Seasonal declines are forecasted to continue on all of the Great Lakes this month, except for Lake Ontario, which is forecasted to rise slightly in November before resuming a seasonal decline. However, over the next several months it’s projected that water levels will remain well above average.
Lake Michigan-Huron experienced very wet conditions during the month of October and the monthly mean level for October of 581.66 feet was slightly higher than its September level (581.63 ft.). The October level was 15 inches above its level from one year ago, 33 inches above its long term average level, and 8 inches below its record high level. Precipitation was 57-percent above average for the month, which contributed to higher than average water supplies. Lake Michigan-Huron is forecasted to continue its seasonal decline this month.
Over the next 6 months, the lake is projected to be 1 to 4 inches below record high monthly mean water levels through January, however in February and March the level is projected to be 1 inch above record high levels, which were set back in 1986. In April, the level is predicted to be an inch below its record high level.
Additionally, Lake Michigan-Huron is forecasted to remain above its levels of a year ago by 9 to 17 inches and remain above long term average levels by 32 to 35 inches.

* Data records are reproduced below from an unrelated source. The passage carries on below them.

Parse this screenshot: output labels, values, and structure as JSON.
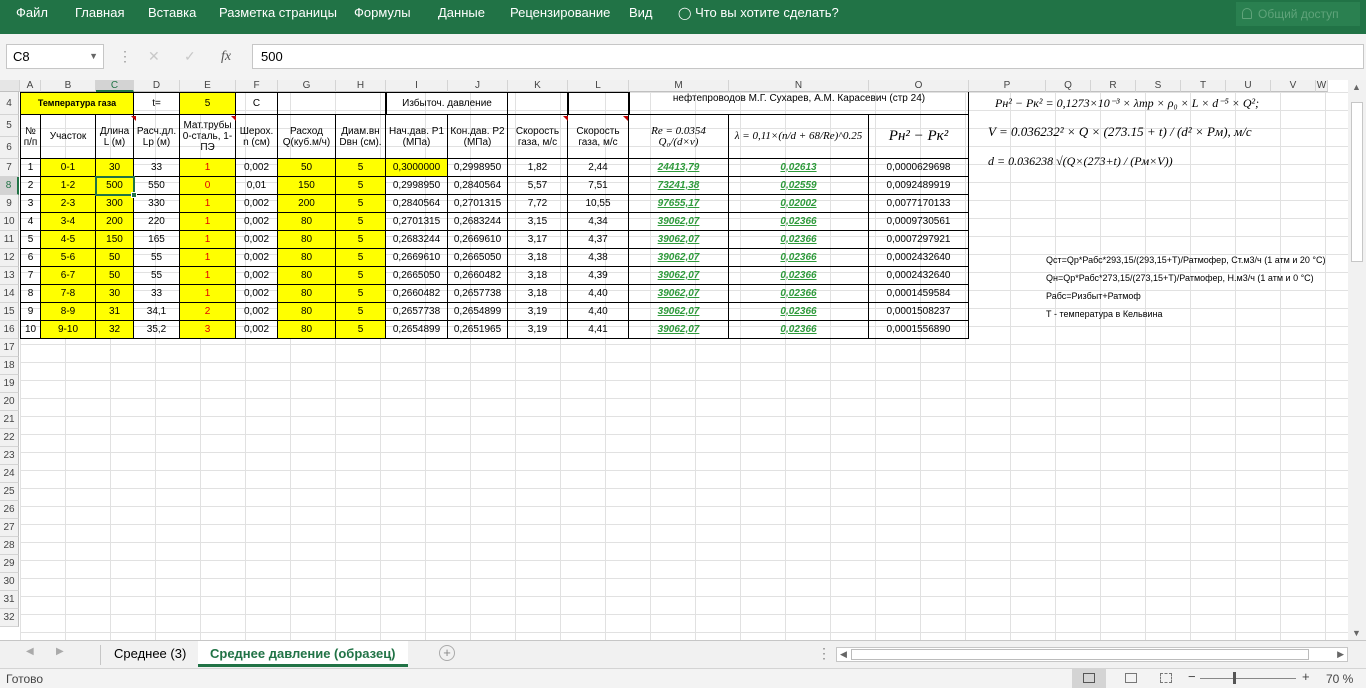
{
  "ribbon": {
    "tabs": [
      "Файл",
      "Главная",
      "Вставка",
      "Разметка страницы",
      "Формулы",
      "Данные",
      "Рецензирование",
      "Вид"
    ],
    "tell_me": "Что вы хотите сделать?",
    "share": "Общий доступ"
  },
  "formula_bar": {
    "name_box": "C8",
    "value": "500",
    "fx": "fx"
  },
  "columns": [
    "A",
    "B",
    "C",
    "D",
    "E",
    "F",
    "G",
    "H",
    "I",
    "J",
    "K",
    "L",
    "M",
    "N",
    "O",
    "P",
    "Q",
    "R",
    "S",
    "T",
    "U",
    "V",
    "W"
  ],
  "rows": [
    "4",
    "5",
    "6",
    "7",
    "8",
    "9",
    "10",
    "11",
    "12",
    "13",
    "14",
    "15",
    "16",
    "17",
    "18",
    "19",
    "20",
    "21",
    "22",
    "23",
    "24",
    "25",
    "26",
    "27",
    "28",
    "29",
    "30",
    "31",
    "32"
  ],
  "top": {
    "gas_temp": "Температура газа",
    "t_label": "t=",
    "t_value": "5",
    "unit": "С",
    "excess_pressure": "Избыточ. давление",
    "source": "нефтепроводов  М.Г. Сухарев, А.М. Карасевич (стр 24)"
  },
  "headers": {
    "a": "№ п/п",
    "b": "Участок",
    "c": "Длина L (м)",
    "d": "Расч.дл. Lр (м)",
    "e": "Мат.трубы 0-сталь, 1-ПЭ",
    "f": "Шерох. n (см)",
    "g": "Расход Q(куб.м/ч)",
    "h": "Диам.вн Dвн (см).",
    "i": "Нач.дав. P1 (МПа)",
    "j": "Кон.дав. P2 (МПа)",
    "k": "Скорость газа, м/с",
    "l": "Скорость газа, м/с",
    "m": "Re = 0.0354 Q₀/(d×v)",
    "n": "λ = 0,11×(n/d + 68/Re)^0.25",
    "o": "Pн² − Pк²"
  },
  "table": [
    {
      "n": "1",
      "seg": "0-1",
      "L": "30",
      "Lr": "33",
      "mat": "1",
      "rough": "0,002",
      "Q": "50",
      "D": "5",
      "P1": "0,3000000",
      "P2": "0,2998950",
      "v1": "1,82",
      "v2": "2,44",
      "Re": "24413,79",
      "lam": "0,02613",
      "dp": "0,0000629698"
    },
    {
      "n": "2",
      "seg": "1-2",
      "L": "500",
      "Lr": "550",
      "mat": "0",
      "rough": "0,01",
      "Q": "150",
      "D": "5",
      "P1": "0,2998950",
      "P2": "0,2840564",
      "v1": "5,57",
      "v2": "7,51",
      "Re": "73241,38",
      "lam": "0,02559",
      "dp": "0,0092489919"
    },
    {
      "n": "3",
      "seg": "2-3",
      "L": "300",
      "Lr": "330",
      "mat": "1",
      "rough": "0,002",
      "Q": "200",
      "D": "5",
      "P1": "0,2840564",
      "P2": "0,2701315",
      "v1": "7,72",
      "v2": "10,55",
      "Re": "97655,17",
      "lam": "0,02002",
      "dp": "0,0077170133"
    },
    {
      "n": "4",
      "seg": "3-4",
      "L": "200",
      "Lr": "220",
      "mat": "1",
      "rough": "0,002",
      "Q": "80",
      "D": "5",
      "P1": "0,2701315",
      "P2": "0,2683244",
      "v1": "3,15",
      "v2": "4,34",
      "Re": "39062,07",
      "lam": "0,02366",
      "dp": "0,0009730561"
    },
    {
      "n": "5",
      "seg": "4-5",
      "L": "150",
      "Lr": "165",
      "mat": "1",
      "rough": "0,002",
      "Q": "80",
      "D": "5",
      "P1": "0,2683244",
      "P2": "0,2669610",
      "v1": "3,17",
      "v2": "4,37",
      "Re": "39062,07",
      "lam": "0,02366",
      "dp": "0,0007297921"
    },
    {
      "n": "6",
      "seg": "5-6",
      "L": "50",
      "Lr": "55",
      "mat": "1",
      "rough": "0,002",
      "Q": "80",
      "D": "5",
      "P1": "0,2669610",
      "P2": "0,2665050",
      "v1": "3,18",
      "v2": "4,38",
      "Re": "39062,07",
      "lam": "0,02366",
      "dp": "0,0002432640"
    },
    {
      "n": "7",
      "seg": "6-7",
      "L": "50",
      "Lr": "55",
      "mat": "1",
      "rough": "0,002",
      "Q": "80",
      "D": "5",
      "P1": "0,2665050",
      "P2": "0,2660482",
      "v1": "3,18",
      "v2": "4,39",
      "Re": "39062,07",
      "lam": "0,02366",
      "dp": "0,0002432640"
    },
    {
      "n": "8",
      "seg": "7-8",
      "L": "30",
      "Lr": "33",
      "mat": "1",
      "rough": "0,002",
      "Q": "80",
      "D": "5",
      "P1": "0,2660482",
      "P2": "0,2657738",
      "v1": "3,18",
      "v2": "4,40",
      "Re": "39062,07",
      "lam": "0,02366",
      "dp": "0,0001459584"
    },
    {
      "n": "9",
      "seg": "8-9",
      "L": "31",
      "Lr": "34,1",
      "mat": "2",
      "rough": "0,002",
      "Q": "80",
      "D": "5",
      "P1": "0,2657738",
      "P2": "0,2654899",
      "v1": "3,19",
      "v2": "4,40",
      "Re": "39062,07",
      "lam": "0,02366",
      "dp": "0,0001508237"
    },
    {
      "n": "10",
      "seg": "9-10",
      "L": "32",
      "Lr": "35,2",
      "mat": "3",
      "rough": "0,002",
      "Q": "80",
      "D": "5",
      "P1": "0,2654899",
      "P2": "0,2651965",
      "v1": "3,19",
      "v2": "4,41",
      "Re": "39062,07",
      "lam": "0,02366",
      "dp": "0,0001556890"
    }
  ],
  "formulas": {
    "f1": "Pн² − Pк² = 0,1273×10⁻³ × λтр × ρ₀ × L × d⁻⁵ × Q²;",
    "f2": "V = 0.036232² × Q × (273.15 + t) / (d² × Pм), м/с",
    "f3": "d = 0.036238 √(Q×(273+t) / (Pм×V))"
  },
  "notes": [
    "Qст=Qр*Рабс*293,15/(293,15+Т)/Ратмофер, Ст.м3/ч (1 атм и 20 °С)",
    "Qн=Qр*Рабс*273,15/(273,15+Т)/Ратмофер, Н.м3/ч (1 атм и 0 °С)",
    "Рабс=Ризбыт+Ратмоф",
    "Т - температура в Кельвина"
  ],
  "sheet_tabs": {
    "tab1": "Среднее (3)",
    "tab2": "Среднее давление (образец)"
  },
  "status": {
    "ready": "Готово",
    "zoom": "70 %"
  }
}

The photo accompanying this story on Moody on the Market is courtesy of award-winning photographer Molly Shuler Pate of Berrien Springs, captured during a stormy mid-October sunset off of St. Joe.